Task statement -> From the entries below, please gather each line containing the string "title".

Information given ->
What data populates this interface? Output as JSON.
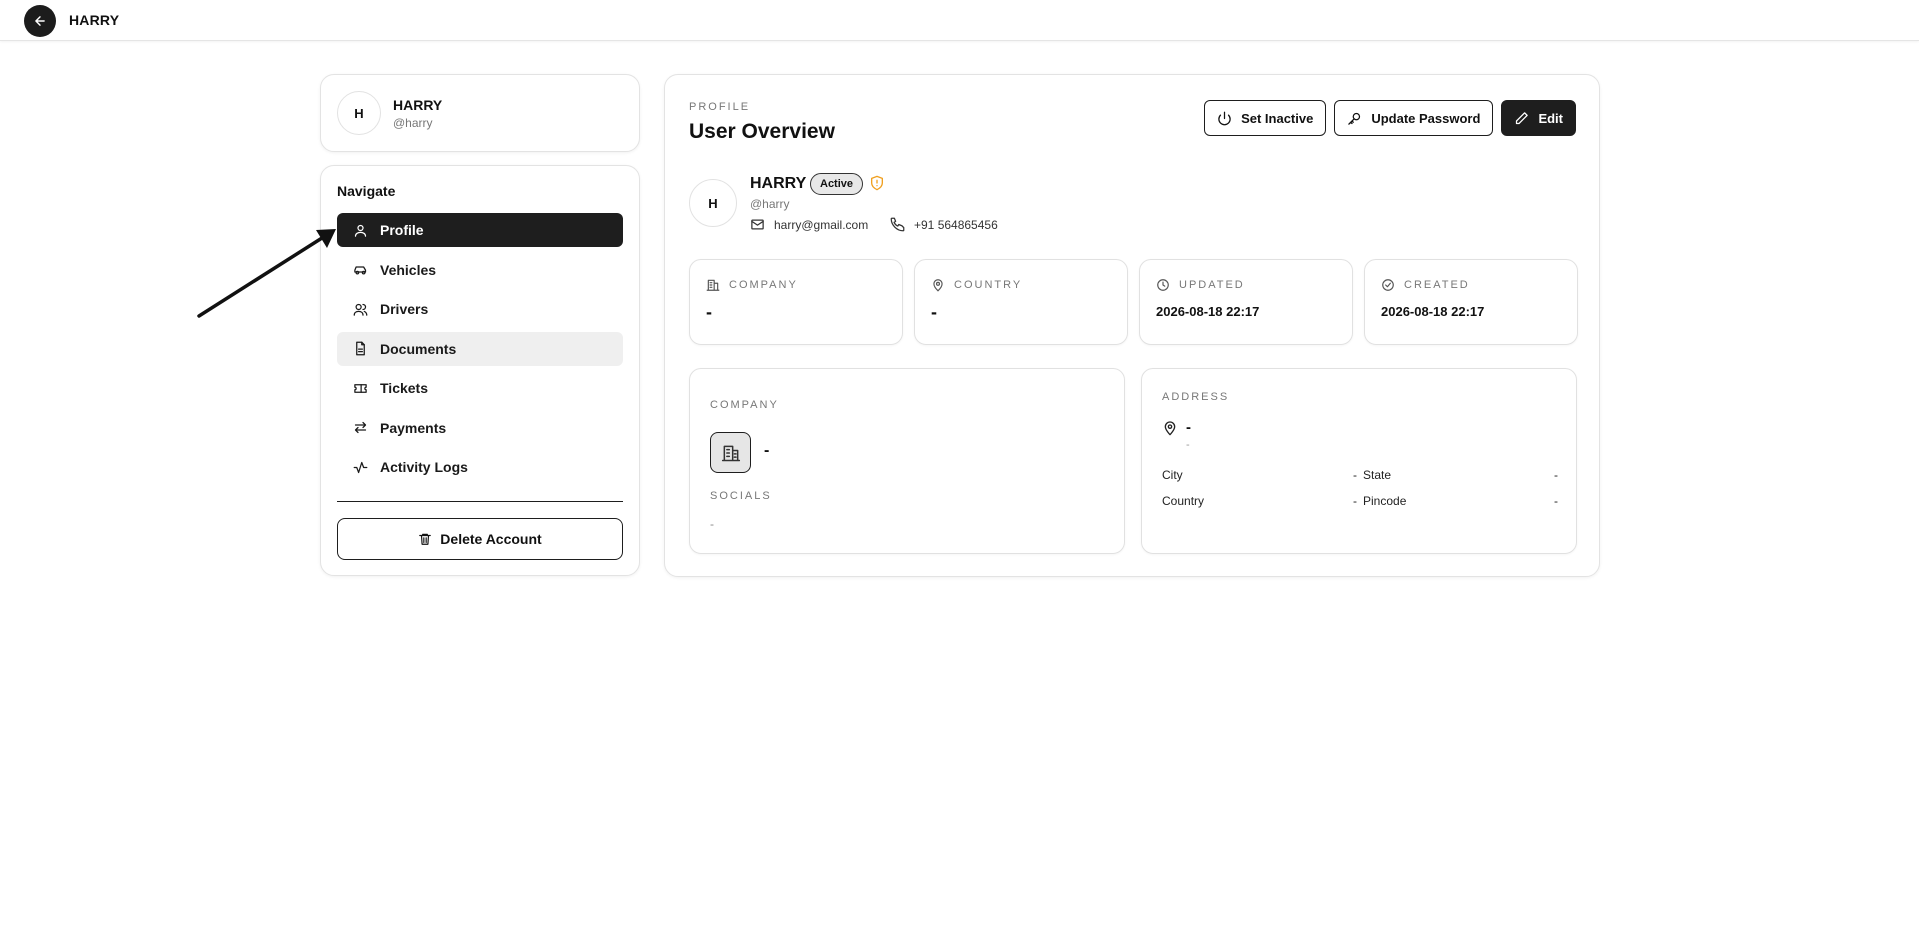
{
  "topbar": {
    "title": "HARRY"
  },
  "user_card": {
    "initial": "H",
    "name": "HARRY",
    "handle": "@harry"
  },
  "nav": {
    "title": "Navigate",
    "items": [
      {
        "label": "Profile",
        "icon": "user-icon"
      },
      {
        "label": "Vehicles",
        "icon": "car-icon"
      },
      {
        "label": "Drivers",
        "icon": "users-icon"
      },
      {
        "label": "Documents",
        "icon": "document-icon"
      },
      {
        "label": "Tickets",
        "icon": "ticket-icon"
      },
      {
        "label": "Payments",
        "icon": "arrows-swap-icon"
      },
      {
        "label": "Activity Logs",
        "icon": "activity-icon"
      }
    ],
    "active_item": "Profile",
    "hovered_item": "Documents",
    "delete_label": "Delete Account"
  },
  "main": {
    "kicker": "PROFILE",
    "title": "User Overview",
    "actions": {
      "set_inactive": "Set Inactive",
      "update_password": "Update Password",
      "edit": "Edit"
    },
    "profile": {
      "initial": "H",
      "name": "HARRY",
      "status": "Active",
      "handle": "@harry",
      "email": "harry@gmail.com",
      "phone": "+91 564865456"
    },
    "stats": [
      {
        "label": "COMPANY",
        "value": "-",
        "icon": "building-icon"
      },
      {
        "label": "COUNTRY",
        "value": "-",
        "icon": "map-pin-icon"
      },
      {
        "label": "UPDATED",
        "value": "2026-08-18 22:17",
        "icon": "clock-icon"
      },
      {
        "label": "CREATED",
        "value": "2026-08-18 22:17",
        "icon": "check-circle-icon"
      }
    ],
    "company_panel": {
      "label": "COMPANY",
      "value": "-",
      "socials_label": "SOCIALS",
      "socials_value": "-"
    },
    "address_panel": {
      "label": "ADDRESS",
      "line1": "-",
      "line2": "-",
      "fields": [
        {
          "key": "City",
          "value": "-"
        },
        {
          "key": "State",
          "value": "-"
        },
        {
          "key": "Country",
          "value": "-"
        },
        {
          "key": "Pincode",
          "value": "-"
        }
      ]
    }
  },
  "colors": {
    "primary": "#1e1e1e",
    "accent_warning": "#f0a020",
    "border": "#e3e3e3",
    "muted_text": "#777777"
  }
}
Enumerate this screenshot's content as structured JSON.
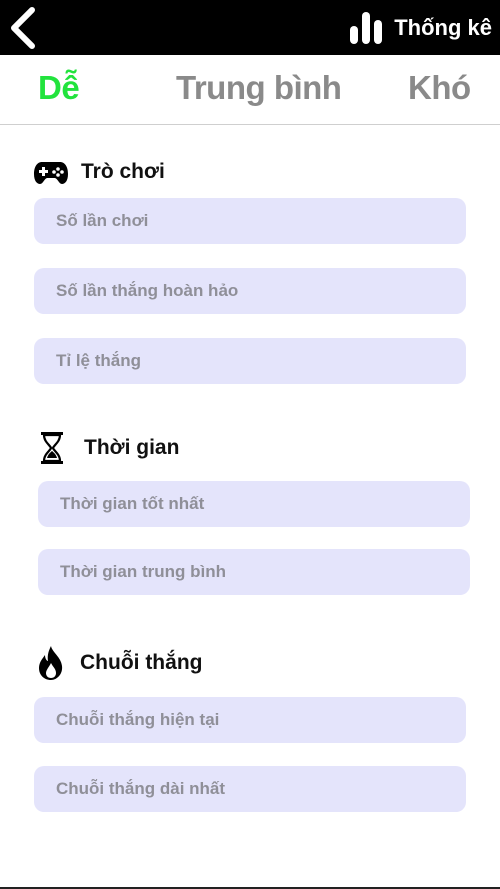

Reply ->
    "title": "HARRY"
    "title": "Navigate",
    "title": "User Overview",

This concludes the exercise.